A 13-year-old pupil of Uganda Martyrs Namilyango Junior Boys School, Ethan Charles Mufuma who became the first African to win Junior Queen’s Commonwealth Essay Competition (QCEC) since 1883 is demanding state recognition.
Nathan Mckenzie, the chief operating officer of the Royal Commonwealth Society officially announced Mufuma as the winner of this year's competition on September 28.
Mufuma's poem, Okware Our Pandemic Epic beat 13,050 other junior category entries received from children across the Commonwealth countries.
During the virtual declaration by the Commonwealth essay writing committee in London, Mckenzie noted that Mufuma's piece was unanimously chosen by the panel of judges ahead of the others because of its perfect storyline, natural taste, and exceptional facts presented in poetry under the theme 'Community in the Commonwealth.'
Now, Mufuma says President Museveni should not only stop at awarding sports gold medalists but also him because he also raised the Ugandan flag high.
"We see so many of these people; the Cheptegei, the Chemutai, Kiprotich, who have done it and have even come back with gold medals, so I also want to have that dinner with the president. I also want to be appreciated by the president or even his wife the minister of Education Hon. Janet Kataha such that they may also appreciate me for this unusual thing I have done. I have broken a record for my country, Uganda. Being the best in the junior country in Africa, and being the very first African child to win the junior category is something outstanding. So I feel I should be appreciated by the government especially the president because it will bring history in my life," said Mufuma.
Mufuma says when meets the president, he will ask him for a scholarship that will help him become a cardiologist. He wants to save the parents of children born with heart complications from the hustle of flying to India for surgeries because he believes he will be able to do what the cardiologists in India do, here in Uganda.

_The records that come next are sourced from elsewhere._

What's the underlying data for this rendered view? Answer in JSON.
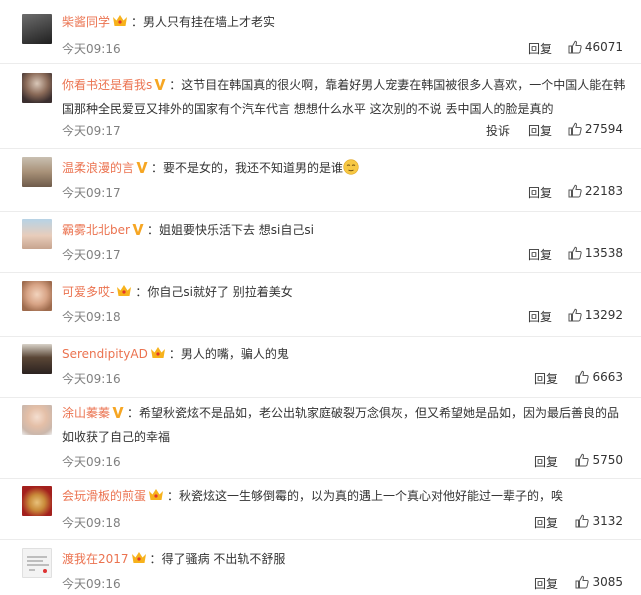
{
  "comments": [
    {
      "user": "柴酱同学",
      "badge": "crown",
      "text": "男人只有挂在墙上才老实",
      "time": "今天09:16",
      "reply": "回复",
      "likes": "46071",
      "report": ""
    },
    {
      "user": "你看书还是看我s",
      "badge": "v",
      "text": "这节目在韩国真的很火啊，靠着好男人宠妻在韩国被很多人喜欢，一个中国人能在韩国那种全民爱豆又排外的国家有个汽车代言 想想什么水平 这次别的不说 丢中国人的脸是真的",
      "time": "今天09:17",
      "reply": "回复",
      "likes": "27594",
      "report": "投诉"
    },
    {
      "user": "温柔浪漫的言",
      "badge": "v",
      "text": "要不是女的，我还不知道男的是谁",
      "time": "今天09:17",
      "reply": "回复",
      "likes": "22183",
      "report": ""
    },
    {
      "user": "霸雾北北ber",
      "badge": "v",
      "text": "姐姐要快乐活下去 想si自己si",
      "time": "今天09:17",
      "reply": "回复",
      "likes": "13538",
      "report": ""
    },
    {
      "user": "可爱多哎-",
      "badge": "crown",
      "text": "你自己si就好了 别拉着美女",
      "time": "今天09:18",
      "reply": "回复",
      "likes": "13292",
      "report": ""
    },
    {
      "user": "SerendipityAD",
      "badge": "crown",
      "text": "男人的嘴，骗人的鬼",
      "time": "今天09:16",
      "reply": "回复",
      "likes": "6663",
      "report": ""
    },
    {
      "user": "涂山蓁蓁",
      "badge": "v",
      "text": "希望秋瓷炫不是品如，老公出轨家庭破裂万念俱灰，但又希望她是品如，因为最后善良的品如收获了自己的幸福",
      "time": "今天09:16",
      "reply": "回复",
      "likes": "5750",
      "report": ""
    },
    {
      "user": "会玩滑板的煎蛋",
      "badge": "crown",
      "text": "秋瓷炫这一生够倒霉的，以为真的遇上一个真心对他好能过一辈子的，唉",
      "time": "今天09:18",
      "reply": "回复",
      "likes": "3132",
      "report": ""
    },
    {
      "user": "渡我在2017",
      "badge": "crown",
      "text": "得了骚病 不出轨不舒服",
      "time": "今天09:16",
      "reply": "回复",
      "likes": "3085",
      "report": ""
    }
  ],
  "colors": {
    "username": "#eb7350",
    "time": "#808080",
    "text": "#333333",
    "divider": "#ececec",
    "badge_v": "#f6a623",
    "badge_crown": "#f7b21c"
  },
  "icons": {
    "like": "thumbs-up-icon",
    "badge_v": "v-verified-icon",
    "badge_crown": "crown-member-icon",
    "emoji": "sleepy-face-emoji"
  }
}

Sr. Immaculate Nabukalu, Mufuma’s headteacher, says it has taken 138 years for the first African to win QCEC. She says it’s worthy for this continental success to be celebrated.
"He's the first African child to win this competition started in 1883 but since that time, no African child has ever shown or proved that he has the skills of writing. It is 138 years, and our child of Uganda has won the competition. So we want to congratulate our country Uganda because when the results were being read, they didn't say Mufuma of Namilyango Junior Boys, the message was sent to the embassy, the high commission here in Uganda to say; 'Uganda has won.' So this achievement is for this great country Uganda, this achievement is for the continent that we must celebrate," said Sr. Nabukalu.
She says schools must stop putting emphasis only on seeing pupils and students pass with distinctions, but focus on developing all the children’s skills that will help them stand out whenever they go.
Moses Kibuuka, Mufuuma’s teacher says English language teachers must also help their learners to speak, write and compete. He says learners should also be made to love the language.
"If you trace the history of language, language is supposed to be trained and written. It is only that in Uganda, we limit ourselves to passing exams, and then that is the end of the success. So, this victory is telling the rest of the world that when you're training children language, let them speak and let them write and let them compete. Because when you weigh yourself on a competiting scale is when you can tell this is where I stand. So it is not a one-day thing that you come and bump into things and the victory is upon you. No, it is something you do with children. It is building, it is not like you complete the syllabus and then you bring exams. This is an art," said Kibuuka.
Mufuma says it took him over a month developing his award-winning piece 'Okware Our Pandemic Epic'. under the topic 'Tell a story of how you or someone you know helped others during the pandemic.'
The Queen's Commonwealth Essay writing competition is the oldest essay writing competition for schools in the world. Every year, participants from all Commonwealth countries and beyond, take part in both the junior category which has participants below 14 years, and the senior category of 14-18 years. Submissions are made by 30th June and the results take about three months to be released.
The winner and runners-up in each category win a trip to London where they spend a week touring different sites before gathering for the prize-giving ceremony. In Uganda, only 48 learners participated in the 2021 edition.
Sr. Nabukalu says other recognized writers from Namilyango Junior Boys are; Michael Victor Mugerwa, Verity Muwanguzi and Emran Mulindwa who are silver award winners. Hillary Ssekiranda he won a Bronze award and Humphrey Muwanga a certificate of participation.